Records for the task
-- Opening Marker --

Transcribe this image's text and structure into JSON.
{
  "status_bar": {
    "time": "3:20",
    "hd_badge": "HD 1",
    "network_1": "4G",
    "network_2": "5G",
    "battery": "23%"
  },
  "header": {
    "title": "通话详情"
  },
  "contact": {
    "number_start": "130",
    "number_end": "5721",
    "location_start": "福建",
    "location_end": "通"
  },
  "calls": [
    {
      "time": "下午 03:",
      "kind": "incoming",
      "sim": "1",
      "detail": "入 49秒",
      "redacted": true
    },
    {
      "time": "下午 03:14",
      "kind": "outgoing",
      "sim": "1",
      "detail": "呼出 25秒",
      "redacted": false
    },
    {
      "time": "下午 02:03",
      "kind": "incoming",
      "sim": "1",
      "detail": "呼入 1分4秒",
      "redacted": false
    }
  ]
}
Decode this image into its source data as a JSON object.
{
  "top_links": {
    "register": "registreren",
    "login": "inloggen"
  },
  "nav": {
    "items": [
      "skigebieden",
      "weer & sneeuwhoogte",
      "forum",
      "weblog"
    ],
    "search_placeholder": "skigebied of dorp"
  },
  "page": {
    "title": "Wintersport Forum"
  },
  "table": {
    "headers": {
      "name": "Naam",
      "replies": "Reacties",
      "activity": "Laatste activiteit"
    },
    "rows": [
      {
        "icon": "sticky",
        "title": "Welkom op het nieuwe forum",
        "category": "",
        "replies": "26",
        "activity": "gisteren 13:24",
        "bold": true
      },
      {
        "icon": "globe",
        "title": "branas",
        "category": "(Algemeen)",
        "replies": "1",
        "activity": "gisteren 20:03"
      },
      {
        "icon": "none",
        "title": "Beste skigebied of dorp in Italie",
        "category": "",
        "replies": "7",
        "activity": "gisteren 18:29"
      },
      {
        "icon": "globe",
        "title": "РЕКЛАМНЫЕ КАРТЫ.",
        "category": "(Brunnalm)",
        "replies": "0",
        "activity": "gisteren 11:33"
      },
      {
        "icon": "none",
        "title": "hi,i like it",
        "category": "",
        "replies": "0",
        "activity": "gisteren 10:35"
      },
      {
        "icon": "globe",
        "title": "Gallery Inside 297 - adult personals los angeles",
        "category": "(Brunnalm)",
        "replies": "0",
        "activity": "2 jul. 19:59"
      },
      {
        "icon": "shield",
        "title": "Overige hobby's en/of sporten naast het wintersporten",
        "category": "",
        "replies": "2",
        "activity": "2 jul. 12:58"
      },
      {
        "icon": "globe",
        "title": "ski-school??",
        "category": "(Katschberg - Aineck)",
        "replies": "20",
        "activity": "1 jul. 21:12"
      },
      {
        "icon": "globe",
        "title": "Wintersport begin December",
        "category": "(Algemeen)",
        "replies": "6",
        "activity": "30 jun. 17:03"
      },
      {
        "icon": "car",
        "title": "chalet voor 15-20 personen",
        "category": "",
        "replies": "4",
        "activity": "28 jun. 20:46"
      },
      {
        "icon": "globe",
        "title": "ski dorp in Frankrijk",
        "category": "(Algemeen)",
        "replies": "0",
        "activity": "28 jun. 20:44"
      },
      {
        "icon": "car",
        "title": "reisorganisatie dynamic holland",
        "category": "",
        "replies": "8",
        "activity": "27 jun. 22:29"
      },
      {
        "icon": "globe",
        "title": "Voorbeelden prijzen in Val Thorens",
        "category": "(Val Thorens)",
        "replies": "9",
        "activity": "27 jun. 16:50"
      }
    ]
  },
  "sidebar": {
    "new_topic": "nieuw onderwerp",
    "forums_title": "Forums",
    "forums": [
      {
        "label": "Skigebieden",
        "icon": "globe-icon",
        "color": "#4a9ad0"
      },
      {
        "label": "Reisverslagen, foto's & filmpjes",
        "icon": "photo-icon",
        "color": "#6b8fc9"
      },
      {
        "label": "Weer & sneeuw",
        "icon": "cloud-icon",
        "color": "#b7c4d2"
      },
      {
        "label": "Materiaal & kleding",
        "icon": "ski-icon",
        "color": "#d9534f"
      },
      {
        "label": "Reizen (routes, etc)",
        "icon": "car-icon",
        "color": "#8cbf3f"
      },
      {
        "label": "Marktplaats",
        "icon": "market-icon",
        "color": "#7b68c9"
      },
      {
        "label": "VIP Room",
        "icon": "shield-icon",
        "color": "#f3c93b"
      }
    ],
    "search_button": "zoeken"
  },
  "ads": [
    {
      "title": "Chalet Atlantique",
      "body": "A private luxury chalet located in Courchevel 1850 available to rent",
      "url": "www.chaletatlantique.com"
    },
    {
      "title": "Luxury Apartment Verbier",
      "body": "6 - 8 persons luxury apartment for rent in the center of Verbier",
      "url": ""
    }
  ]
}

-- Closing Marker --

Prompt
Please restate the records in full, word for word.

Solution for this exercise
Transcribe this image's text and structure into JSON.
{
  "status_bar": {
    "time": "3:20",
    "hd_badge": "HD 1",
    "network_1": "4G",
    "network_2": "5G",
    "battery": "23%"
  },
  "header": {
    "title": "通话详情"
  },
  "contact": {
    "number_start": "130",
    "number_end": "5721",
    "location_start": "福建",
    "location_end": "通"
  },
  "calls": [
    {
      "time": "下午 03:",
      "kind": "incoming",
      "sim": "1",
      "detail": "入 49秒",
      "redacted": true
    },
    {
      "time": "下午 03:14",
      "kind": "outgoing",
      "sim": "1",
      "detail": "呼出 25秒",
      "redacted": false
    },
    {
      "time": "下午 02:03",
      "kind": "incoming",
      "sim": "1",
      "detail": "呼入 1分4秒",
      "redacted": false
    }
  ]
}
Decode this image into its source data as a JSON object.
{
  "top_links": {
    "register": "registreren",
    "login": "inloggen"
  },
  "nav": {
    "items": [
      "skigebieden",
      "weer & sneeuwhoogte",
      "forum",
      "weblog"
    ],
    "search_placeholder": "skigebied of dorp"
  },
  "page": {
    "title": "Wintersport Forum"
  },
  "table": {
    "headers": {
      "name": "Naam",
      "replies": "Reacties",
      "activity": "Laatste activiteit"
    },
    "rows": [
      {
        "icon": "sticky",
        "title": "Welkom op het nieuwe forum",
        "category": "",
        "replies": "26",
        "activity": "gisteren 13:24",
        "bold": true
      },
      {
        "icon": "globe",
        "title": "branas",
        "category": "(Algemeen)",
        "replies": "1",
        "activity": "gisteren 20:03"
      },
      {
        "icon": "none",
        "title": "Beste skigebied of dorp in Italie",
        "category": "",
        "replies": "7",
        "activity": "gisteren 18:29"
      },
      {
        "icon": "globe",
        "title": "РЕКЛАМНЫЕ КАРТЫ.",
        "category": "(Brunnalm)",
        "replies": "0",
        "activity": "gisteren 11:33"
      },
      {
        "icon": "none",
        "title": "hi,i like it",
        "category": "",
        "replies": "0",
        "activity": "gisteren 10:35"
      },
      {
        "icon": "globe",
        "title": "Gallery Inside 297 - adult personals los angeles",
        "category": "(Brunnalm)",
        "replies": "0",
        "activity": "2 jul. 19:59"
      },
      {
        "icon": "shield",
        "title": "Overige hobby's en/of sporten naast het wintersporten",
        "category": "",
        "replies": "2",
        "activity": "2 jul. 12:58"
      },
      {
        "icon": "globe",
        "title": "ski-school??",
        "category": "(Katschberg - Aineck)",
        "replies": "20",
        "activity": "1 jul. 21:12"
      },
      {
        "icon": "globe",
        "title": "Wintersport begin December",
        "category": "(Algemeen)",
        "replies": "6",
        "activity": "30 jun. 17:03"
      },
      {
        "icon": "car",
        "title": "chalet voor 15-20 personen",
        "category": "",
        "replies": "4",
        "activity": "28 jun. 20:46"
      },
      {
        "icon": "globe",
        "title": "ski dorp in Frankrijk",
        "category": "(Algemeen)",
        "replies": "0",
        "activity": "28 jun. 20:44"
      },
      {
        "icon": "car",
        "title": "reisorganisatie dynamic holland",
        "category": "",
        "replies": "8",
        "activity": "27 jun. 22:29"
      },
      {
        "icon": "globe",
        "title": "Voorbeelden prijzen in Val Thorens",
        "category": "(Val Thorens)",
        "replies": "9",
        "activity": "27 jun. 16:50"
      }
    ]
  },
  "sidebar": {
    "new_topic": "nieuw onderwerp",
    "forums_title": "Forums",
    "forums": [
      {
        "label": "Skigebieden",
        "icon": "globe-icon",
        "color": "#4a9ad0"
      },
      {
        "label": "Reisverslagen, foto's & filmpjes",
        "icon": "photo-icon",
        "color": "#6b8fc9"
      },
      {
        "label": "Weer & sneeuw",
        "icon": "cloud-icon",
        "color": "#b7c4d2"
      },
      {
        "label": "Materiaal & kleding",
        "icon": "ski-icon",
        "color": "#d9534f"
      },
      {
        "label": "Reizen (routes, etc)",
        "icon": "car-icon",
        "color": "#8cbf3f"
      },
      {
        "label": "Marktplaats",
        "icon": "market-icon",
        "color": "#7b68c9"
      },
      {
        "label": "VIP Room",
        "icon": "shield-icon",
        "color": "#f3c93b"
      }
    ],
    "search_button": "zoeken"
  },
  "ads": [
    {
      "title": "Chalet Atlantique",
      "body": "A private luxury chalet located in Courchevel 1850 available to rent",
      "url": "www.chaletatlantique.com"
    },
    {
      "title": "Luxury Apartment Verbier",
      "body": "6 - 8 persons luxury apartment for rent in the center of Verbier",
      "url": ""
    }
  ]
}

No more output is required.